Likewise, the School of Medicine has a set admissions rate. Its enrollment sum, 654, is down by a margin of three.

Loretta Jackson-Williams

“Applications to medical school did drop this year,” said Dr. Loretta Jackson-Williams, professor of emergency medicine and vice dean for medical education.

“But I am a pragmatic optimist. The school is doing everything we can to continue to have a robust application pool. Getting into medical school requires years of sustained excellence; it’s a long-term commitment and we recognize that.

“But the work of our admissions office, our early assurance programs, support programs and outreach programs will continue to get those students excited about what we are doing as physicians and why we are doing it.

“Young people have a lot of options to pursue these days, especially those with the academic qualifications to get into medical school. And the long-term implications of the education process because of COVID have been unreal.

“Those who are recruiting these students should be honest about the medical environment, but also express the joy we’ve found in pursing this profession – one of the most rewarding.”

It’s also vital that the various schools work with each other, Jackson-Williams said. “Together, we can recruit those who are interested in and motivated by health care in general.

“If they learn about all of us, perhaps they will be more likely to choose one of us.”

Two other schools – the John D. Bower School of Population Health and the School of Health Related Professions – documented decreases as well.

After recording a 17.8 percent surge in enrollment last year, the highest among all schools, the School of Population Health dipped by 12 students this year, for a total of 41.

Thomas Dobbs

“We had a pretty big graduating class last year. Of the 53 students enrolled in 2022, 18 of those students graduated this year,” said Dr. Thomas Dobbs, professor of population health and school dean.

“The John D. Bower School of Population Health, which was launched in 2016, is maintaining a trajectory of growth.”

Dobbs leads a school that embraces three departments: data science, population health science and preventive medicine.

“To strengthen our positive impact on campus and for the state of Mississippi, we are also working to incorporate the field of population health into other professional disciplines at UMMC,” Dobbs said.

“Our research portfolio has more than doubled in the past year – serving both our academic and research missions. Positive community impact is part of our school’s essence.

“Through the growth we’ve seen at the Myrlie Evers-Williams Institute for the Elimination of Health Disparities, we are better able to serve the Jackson community and expand our community-based research initiatives.”

For its part, SHRP has 431 students, 20 fewer than last year.

Jay Garner

“We have fairly stable enrollment numbers across our 12 academic programs,” said Dr. Jay Garner, dean of SHRP.

“We are at capacity in our traditionally popular programs, as we remain innovative in recruiting bright, aspiring students to other more specialized programs. And we will continue advertising statewide to maintain and, hopefully, build on what we have here.”

As chief academic officer, Rodgers perceives “no major issues with any of the schools. The rates of retention, graduation and licensure are high,” he said.

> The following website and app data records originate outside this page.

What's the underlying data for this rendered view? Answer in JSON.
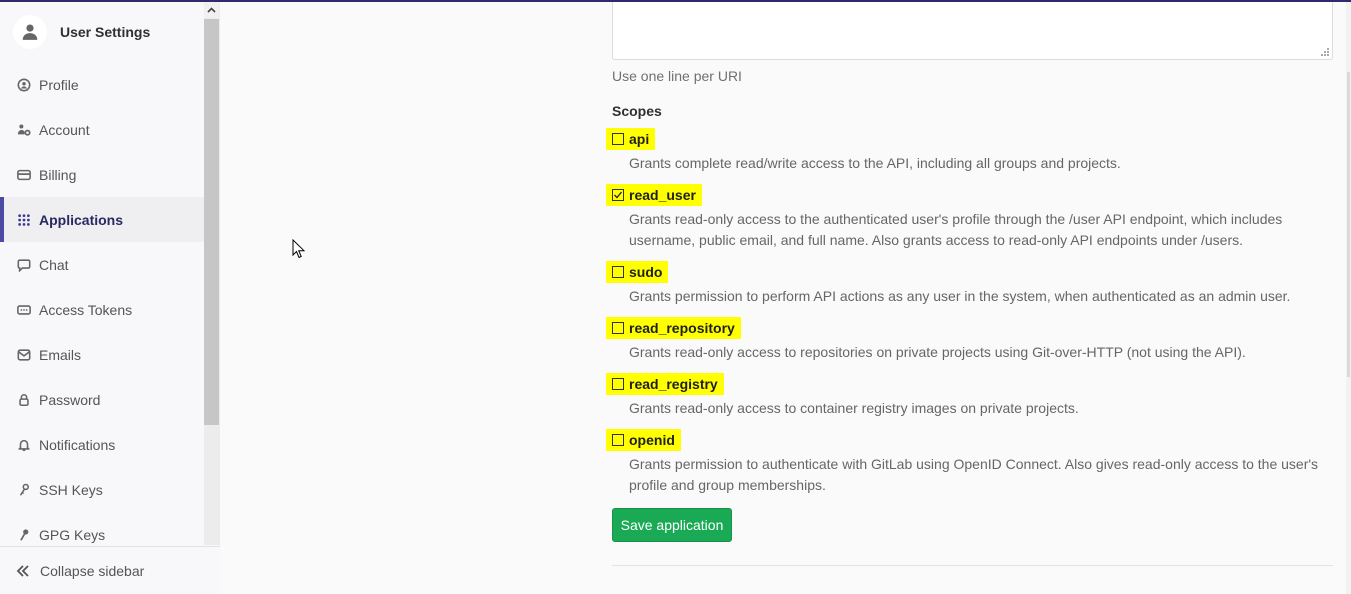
{
  "sidebar": {
    "title": "User Settings",
    "items": [
      {
        "label": "Profile",
        "icon": "profile-icon",
        "active": false
      },
      {
        "label": "Account",
        "icon": "account-icon",
        "active": false
      },
      {
        "label": "Billing",
        "icon": "billing-icon",
        "active": false
      },
      {
        "label": "Applications",
        "icon": "applications-icon",
        "active": true
      },
      {
        "label": "Chat",
        "icon": "chat-icon",
        "active": false
      },
      {
        "label": "Access Tokens",
        "icon": "access-tokens-icon",
        "active": false
      },
      {
        "label": "Emails",
        "icon": "emails-icon",
        "active": false
      },
      {
        "label": "Password",
        "icon": "lock-icon",
        "active": false
      },
      {
        "label": "Notifications",
        "icon": "bell-icon",
        "active": false
      },
      {
        "label": "SSH Keys",
        "icon": "key-icon",
        "active": false
      },
      {
        "label": "GPG Keys",
        "icon": "key-icon",
        "active": false
      }
    ],
    "collapse_label": "Collapse sidebar"
  },
  "form": {
    "redirect_uri_value": "",
    "redirect_uri_help": "Use one line per URI",
    "scopes_label": "Scopes",
    "scopes": [
      {
        "name": "api",
        "checked": false,
        "description": "Grants complete read/write access to the API, including all groups and projects."
      },
      {
        "name": "read_user",
        "checked": true,
        "description": "Grants read-only access to the authenticated user's profile through the /user API endpoint, which includes username, public email, and full name. Also grants access to read-only API endpoints under /users."
      },
      {
        "name": "sudo",
        "checked": false,
        "description": "Grants permission to perform API actions as any user in the system, when authenticated as an admin user."
      },
      {
        "name": "read_repository",
        "checked": false,
        "description": "Grants read-only access to repositories on private projects using Git-over-HTTP (not using the API)."
      },
      {
        "name": "read_registry",
        "checked": false,
        "description": "Grants read-only access to container registry images on private projects."
      },
      {
        "name": "openid",
        "checked": false,
        "description": "Grants permission to authenticate with GitLab using OpenID Connect. Also gives read-only access to the user's profile and group memberships."
      }
    ],
    "save_label": "Save application"
  },
  "colors": {
    "accent": "#4b4ba3",
    "highlight": "#ffff00",
    "save_button": "#1aaa55",
    "top_border": "#2f2a6b"
  }
}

The licensure pass rate and the graduation rate both exceed 90 percent, said Kenneth Thompson, PhD, director of institutional research. This is a tribute to the faculty as well, Rodgers said.

“The students are the lifeblood of the institution, but the faculty are also critically important,” said Rodgers, adding that faculty number around 1,200, with about 900 in the School of Medicine.

“As an institution we are an economic engine for the state of Mississippi. We give our students job opportunities, post-graduation, and they are doing well.

“I believe UMMC is a beacon of hope – and the students see that.”